• _WORK REQUEST_
Go through the entries below and collect each line with the string "heading" in it.
☆ ☆ ☆ ☆ ☆ ☆ ☆
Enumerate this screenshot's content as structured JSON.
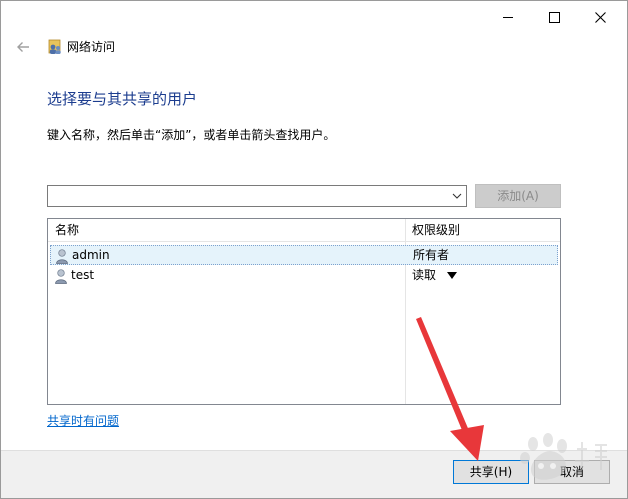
{
  "window": {
    "title": "网络访问"
  },
  "heading": "选择要与其共享的用户",
  "instructions": "键入名称，然后单击“添加”，或者单击箭头查找用户。",
  "combo": {
    "value": ""
  },
  "add_button": {
    "label": "添加(A)",
    "enabled": false
  },
  "user_list": {
    "columns": [
      "名称",
      "权限级别"
    ],
    "rows": [
      {
        "name": "admin",
        "permission": "所有者",
        "selected": true
      },
      {
        "name": "test",
        "permission": "读取",
        "has_dropdown": true
      }
    ]
  },
  "help_link": "共享时有问题",
  "footer": {
    "share_label": "共享(H)",
    "cancel_label": "取消"
  },
  "icons": {
    "back": "back-arrow-icon",
    "app": "network-users-icon",
    "user": "user-icon",
    "dropdown": "chevron-down-icon"
  },
  "colors": {
    "heading": "#1c3d8f",
    "link": "#0066cc",
    "selection": "#e5f3fb",
    "focus_border": "#0078d7",
    "annotation_arrow": "#e8373a"
  }
}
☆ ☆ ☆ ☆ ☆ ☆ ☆
• _YOUR RESPONSE_
  "heading": "选择要与其共享的用户",
    "heading": "#1c3d8f",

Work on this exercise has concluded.